by Deb Redburn
I first became interested in food insecurity when I worked as the scholarship coordinator for the College of Education, Health and Human Development at Montana State University. Often, students would come into my office looking for financial assistance, even if it was just for $500 to pay their last tuition installment, which would help free up funds to pay for food or child care for the rest of the semester.
A few years ago, professors and students in the nutrition department became interested in food insecurity when they heard about students who were hungry and skipping meals because they didn’t have enough money. They surveyed students and found, surprisingly, there were more students experiencing food insecurity than they realized. The most recent study showed that almost 39% of MSU students experienced food insecurity at some point. What began as a student-led project blossomed into a permanent pantry now called Bounty of the Bridgers (BoB).
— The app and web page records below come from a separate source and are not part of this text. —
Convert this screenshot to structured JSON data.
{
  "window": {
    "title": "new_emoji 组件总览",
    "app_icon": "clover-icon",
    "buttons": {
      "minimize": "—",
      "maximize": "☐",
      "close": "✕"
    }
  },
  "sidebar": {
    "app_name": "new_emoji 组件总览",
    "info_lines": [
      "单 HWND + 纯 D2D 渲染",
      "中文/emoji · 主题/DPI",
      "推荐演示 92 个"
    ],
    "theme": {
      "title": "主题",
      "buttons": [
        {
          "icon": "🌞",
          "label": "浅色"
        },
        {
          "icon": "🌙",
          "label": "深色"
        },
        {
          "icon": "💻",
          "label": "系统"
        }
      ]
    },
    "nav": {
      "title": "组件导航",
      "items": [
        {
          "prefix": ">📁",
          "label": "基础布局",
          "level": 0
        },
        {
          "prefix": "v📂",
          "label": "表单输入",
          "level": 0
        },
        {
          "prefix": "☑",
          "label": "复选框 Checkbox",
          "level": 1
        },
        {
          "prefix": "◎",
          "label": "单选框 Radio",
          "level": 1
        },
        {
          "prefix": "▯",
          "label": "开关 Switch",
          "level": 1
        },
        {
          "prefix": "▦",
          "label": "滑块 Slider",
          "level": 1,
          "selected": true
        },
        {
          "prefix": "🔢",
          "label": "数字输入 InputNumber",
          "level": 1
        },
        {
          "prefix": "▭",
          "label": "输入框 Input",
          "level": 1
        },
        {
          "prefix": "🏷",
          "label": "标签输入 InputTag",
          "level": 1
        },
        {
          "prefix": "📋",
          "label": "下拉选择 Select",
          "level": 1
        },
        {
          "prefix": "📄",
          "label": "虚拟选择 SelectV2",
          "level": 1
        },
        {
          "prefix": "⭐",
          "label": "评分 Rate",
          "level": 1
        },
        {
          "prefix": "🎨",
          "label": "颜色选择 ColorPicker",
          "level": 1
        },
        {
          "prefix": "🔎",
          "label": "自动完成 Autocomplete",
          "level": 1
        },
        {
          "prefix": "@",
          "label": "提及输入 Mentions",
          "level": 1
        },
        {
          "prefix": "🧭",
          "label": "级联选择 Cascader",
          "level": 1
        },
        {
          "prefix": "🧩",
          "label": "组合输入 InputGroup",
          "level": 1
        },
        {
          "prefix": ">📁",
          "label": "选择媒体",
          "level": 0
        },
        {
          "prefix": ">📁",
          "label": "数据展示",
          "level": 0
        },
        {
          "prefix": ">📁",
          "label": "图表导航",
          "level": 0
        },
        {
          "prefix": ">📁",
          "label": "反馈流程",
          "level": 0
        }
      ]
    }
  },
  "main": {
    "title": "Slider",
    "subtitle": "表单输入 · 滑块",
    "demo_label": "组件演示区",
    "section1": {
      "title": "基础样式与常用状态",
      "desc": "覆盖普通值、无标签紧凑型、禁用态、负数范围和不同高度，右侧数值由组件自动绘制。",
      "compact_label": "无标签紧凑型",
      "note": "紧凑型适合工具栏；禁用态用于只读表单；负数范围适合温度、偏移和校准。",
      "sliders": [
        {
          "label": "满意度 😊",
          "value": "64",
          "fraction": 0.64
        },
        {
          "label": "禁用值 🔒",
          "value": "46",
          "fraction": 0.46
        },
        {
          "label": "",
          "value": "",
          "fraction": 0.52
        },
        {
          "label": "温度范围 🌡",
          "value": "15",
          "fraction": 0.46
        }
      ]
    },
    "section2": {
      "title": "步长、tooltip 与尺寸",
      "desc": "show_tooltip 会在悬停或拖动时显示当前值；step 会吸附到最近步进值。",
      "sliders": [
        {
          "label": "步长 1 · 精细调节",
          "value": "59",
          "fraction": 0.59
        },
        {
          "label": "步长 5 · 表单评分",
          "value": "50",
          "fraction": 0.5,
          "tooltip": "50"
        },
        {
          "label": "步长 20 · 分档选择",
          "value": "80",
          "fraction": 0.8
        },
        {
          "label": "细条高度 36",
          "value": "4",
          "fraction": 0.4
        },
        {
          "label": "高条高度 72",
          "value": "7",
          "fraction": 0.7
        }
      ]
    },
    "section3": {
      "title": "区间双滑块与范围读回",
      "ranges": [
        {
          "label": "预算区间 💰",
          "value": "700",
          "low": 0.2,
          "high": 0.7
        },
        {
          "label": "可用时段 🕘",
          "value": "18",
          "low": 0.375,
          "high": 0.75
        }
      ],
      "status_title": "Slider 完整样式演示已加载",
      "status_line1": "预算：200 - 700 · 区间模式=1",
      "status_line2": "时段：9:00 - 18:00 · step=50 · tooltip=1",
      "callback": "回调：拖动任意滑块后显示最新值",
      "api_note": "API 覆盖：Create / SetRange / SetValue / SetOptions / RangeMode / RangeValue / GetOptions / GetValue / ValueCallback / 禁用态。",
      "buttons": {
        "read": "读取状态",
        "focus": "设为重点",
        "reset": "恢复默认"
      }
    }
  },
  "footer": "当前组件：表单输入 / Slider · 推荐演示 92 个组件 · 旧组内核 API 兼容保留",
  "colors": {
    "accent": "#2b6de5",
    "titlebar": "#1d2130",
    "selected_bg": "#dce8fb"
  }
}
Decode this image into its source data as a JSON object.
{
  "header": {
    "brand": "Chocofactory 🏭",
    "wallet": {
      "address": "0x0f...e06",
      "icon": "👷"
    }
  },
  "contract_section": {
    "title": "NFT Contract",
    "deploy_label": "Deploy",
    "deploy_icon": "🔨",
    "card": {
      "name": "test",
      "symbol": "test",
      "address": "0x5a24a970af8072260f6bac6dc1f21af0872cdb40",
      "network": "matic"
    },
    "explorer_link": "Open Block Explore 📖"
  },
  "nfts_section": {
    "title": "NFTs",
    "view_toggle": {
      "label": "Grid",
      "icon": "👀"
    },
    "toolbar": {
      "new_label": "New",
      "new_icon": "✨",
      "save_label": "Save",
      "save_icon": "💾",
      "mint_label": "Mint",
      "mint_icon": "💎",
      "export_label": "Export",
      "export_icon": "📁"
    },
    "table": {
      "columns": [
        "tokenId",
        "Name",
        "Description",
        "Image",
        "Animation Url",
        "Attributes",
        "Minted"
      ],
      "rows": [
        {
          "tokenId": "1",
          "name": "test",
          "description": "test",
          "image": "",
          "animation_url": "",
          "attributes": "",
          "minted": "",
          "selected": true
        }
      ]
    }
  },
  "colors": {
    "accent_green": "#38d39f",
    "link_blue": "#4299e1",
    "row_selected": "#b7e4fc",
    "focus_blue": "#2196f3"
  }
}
What is food Insecurity? According to a report by Montana Food Bank Network, it’s defined as “the inability to access food in a consistent manner, resulting in reduced quality or variety of diet.” Of course, there are food banks in many communities and federal assistance programs, but an estimated 109,000 (pre-pandemic) Montanans still live in food insecure homes. Covid-19 has changed that number to an estimated 141,000 Montanans, including 50,000 children, who are food insecure.
Even before the pandemic, low wages, job loss, and insufficient fixed incomes left families unable to keep food on the table. Rising housing costs, lack of affordable childcare, and medical care contributed to hunger. The pandemic blew this all out of the water! Many more families, single people, and seniors now faced food insecurity. Many people were even afraid to go to the grocery store for fear of catching and dying from Covid.
Many people in affluent Bozeman often don’t think that we have a problem with food insecurity. But it’s here in the Gallatin Valley. One in seven people here (13%) live below the federal poverty level. According to the Gallatin Valley Food Bank, 2,033,190 pounds of food was distributed to area families last year as demand skyrocketed from the year before. Thankfully, Bozeman area residents responded generously to help fill the need for food.
During July, the BUMC Social Justice Action Team will take on food insecurity as its focus. A week of activities is planned for July 19-23. Stay tuned to learn more about this topic and find out how Gallatin Valley organizations are addressing this problem.